Tribulations of a Timid Taiwanese Trainee-Chef – Episode 11
3 min read

Tribulations of a Timid Taiwanese Trainee-Chef – Episode 11

Eggplant is one of those foods that can be very divisive. Some people absolutely hate it and some people love it… for me, my first appreciation for eggplant came when I realized how great of a vessel it was for shoveling savory sauce onto my rice. As long as it was mushy and very sauce-y, I could ignore the taste of the eggplant. Then I had an eggplant parm in New York (sadly I can’t remember where, but I remember I went without even knowing what an eggplant parm was) and it was amazing! Like it was supposed to be a chicken parm but it was vegetarian!

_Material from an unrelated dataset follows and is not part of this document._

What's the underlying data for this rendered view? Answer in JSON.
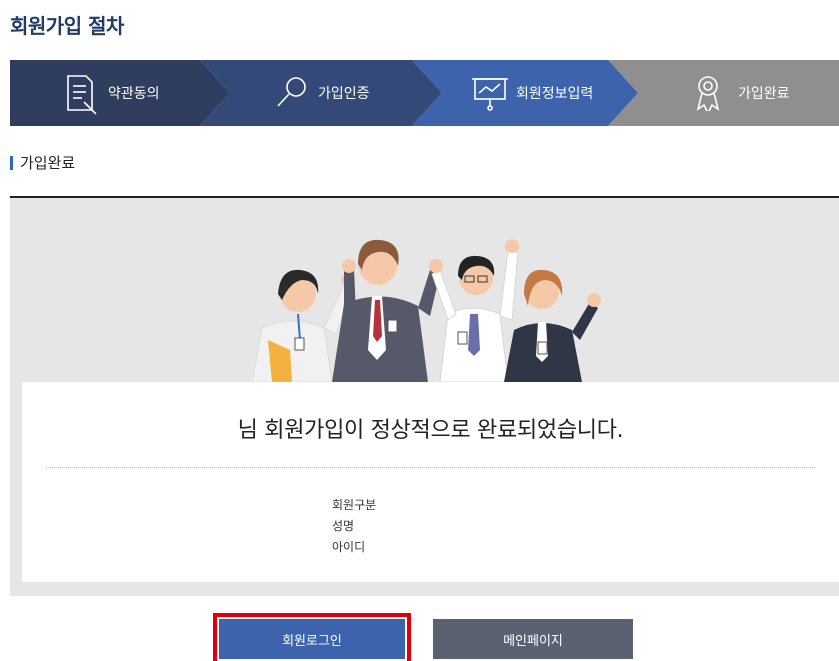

My preferred form of eggplant is still covered in sauce, though – savory, garlicky sauce for 魚香茄子 (yu xiang qie zi). (A side note, I definitely used to think that the “魚香” part was what the word for basil was, but now am remembering that basil is actually “九層塔” (jiu ceng ta) so I guess technically this is a basil garlic eggplant recipe and not just basil eggplant). Preferably spicy, like at Thai Basil (a staple of college cuisine). I actually attempted this recipe earlier this year but sadly burnt my eggplant. I choose to blame my not-so-great wok for that, since that not-so-great wok already had charred bits on the bottom before I even put in my eggplant. This time, though, we boiled the eggplant first, which unfortunately removed the pretty purple color but definitely avoided any burning.

I have to admit this month’s cooking experiment was very last minute and we had to grab the last two long eggplants at Whole Foods. So they are a little sad looking, but did their job fine. We also couldn’t find any thai basil, so had to just use regular basil, but in the future I will be better prepared and also not go to Whole Foods.

First into the pan was the garlic, mushrooms, and green onions, followed by the pork (I guess ground pork would also work). To make the sauce I just poured in soy sauce and bean paste to taste. I wish that it had become more sauce-y, and I think that if we had put in more soy sauce and some sort of thickening agent that might have helped.

We didn’t add in the eggplant and basil until the very end, and mushed it up a little bit more to get the sauce into the soft part of the eggplant. I love how bright green the basil looks and it smelled so good! Of course once it cooked it shriveled up but I understand why on the Great British Bake-off they said the key was to add fresh basil at the very end for margherita pizzas.

The dish was a smashing success if I do say so myself, judging by the empty dish by the end of dinner!